In Jesmyn Ward's first novel since her National Book Award-winning Salvage the Bones, this singular American writer brings the archetypal road novel into rural 21st-century America. An intimate portrait of a family and an epic tale of hope and struggle, Sing, Unburied, Sing journeys through Mississippi's past and present, examining the ugly truths at the heart of the American story and the power - and limitations - of family bonds.
Jojo is 13 years old and trying to understand what it means to be a man. He doesn't lack in fathers to study, chief among them his black grandfather, Pop. But there are other men who complicate his understanding: his absent white father, Michael, who is being released from prison; his absent white grandfather, Big Joseph, who won't acknowledge his existence; and the memories of his dead uncle, Given, who died as a teenager.

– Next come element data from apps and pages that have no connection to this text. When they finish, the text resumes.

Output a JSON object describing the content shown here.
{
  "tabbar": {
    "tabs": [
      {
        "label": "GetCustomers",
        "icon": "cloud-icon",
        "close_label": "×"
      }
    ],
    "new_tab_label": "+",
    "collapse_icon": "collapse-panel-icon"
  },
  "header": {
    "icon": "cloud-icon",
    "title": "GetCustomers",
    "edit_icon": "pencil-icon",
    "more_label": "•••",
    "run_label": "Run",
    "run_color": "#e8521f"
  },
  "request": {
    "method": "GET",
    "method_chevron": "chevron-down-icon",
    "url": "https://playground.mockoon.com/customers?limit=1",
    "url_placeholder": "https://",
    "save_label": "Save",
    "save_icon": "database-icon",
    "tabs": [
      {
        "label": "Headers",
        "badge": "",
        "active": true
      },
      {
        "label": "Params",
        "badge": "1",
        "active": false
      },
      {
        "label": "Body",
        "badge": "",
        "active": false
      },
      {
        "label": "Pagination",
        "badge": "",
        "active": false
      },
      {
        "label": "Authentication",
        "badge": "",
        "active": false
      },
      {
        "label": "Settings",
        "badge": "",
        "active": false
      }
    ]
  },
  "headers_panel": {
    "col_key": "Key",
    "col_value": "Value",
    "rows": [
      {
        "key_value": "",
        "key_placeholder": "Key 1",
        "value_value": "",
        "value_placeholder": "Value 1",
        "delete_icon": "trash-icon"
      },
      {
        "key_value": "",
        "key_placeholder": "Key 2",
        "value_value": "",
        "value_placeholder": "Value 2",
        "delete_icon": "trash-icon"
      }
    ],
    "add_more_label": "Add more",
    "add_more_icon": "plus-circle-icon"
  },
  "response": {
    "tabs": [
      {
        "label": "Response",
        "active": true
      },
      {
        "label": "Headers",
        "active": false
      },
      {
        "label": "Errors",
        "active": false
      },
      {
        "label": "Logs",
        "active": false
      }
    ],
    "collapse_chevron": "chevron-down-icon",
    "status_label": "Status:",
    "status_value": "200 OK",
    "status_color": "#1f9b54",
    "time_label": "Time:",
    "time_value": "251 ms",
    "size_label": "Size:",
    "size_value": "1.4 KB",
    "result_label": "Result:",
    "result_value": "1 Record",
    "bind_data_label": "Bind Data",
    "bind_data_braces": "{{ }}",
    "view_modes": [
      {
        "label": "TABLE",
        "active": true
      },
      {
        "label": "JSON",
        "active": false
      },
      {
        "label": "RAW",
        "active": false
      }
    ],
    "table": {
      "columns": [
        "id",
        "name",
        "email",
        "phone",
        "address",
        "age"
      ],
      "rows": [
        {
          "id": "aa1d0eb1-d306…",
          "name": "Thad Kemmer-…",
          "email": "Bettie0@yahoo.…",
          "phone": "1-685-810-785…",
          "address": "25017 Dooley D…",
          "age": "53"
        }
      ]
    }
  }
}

His mother, Leonie, is an inconsistent presence in his and his toddler sister's lives. She is an imperfect mother in constant conflict with herself and those around her. She is black, and her children's father is white. She wants to be a better mother but can't put her children above her own needs, especially her drug use. Simultaneously tormented and comforted by visions of her dead brother, which only come to her when she's high, Leonie is embattled in ways that reflect the brutal reality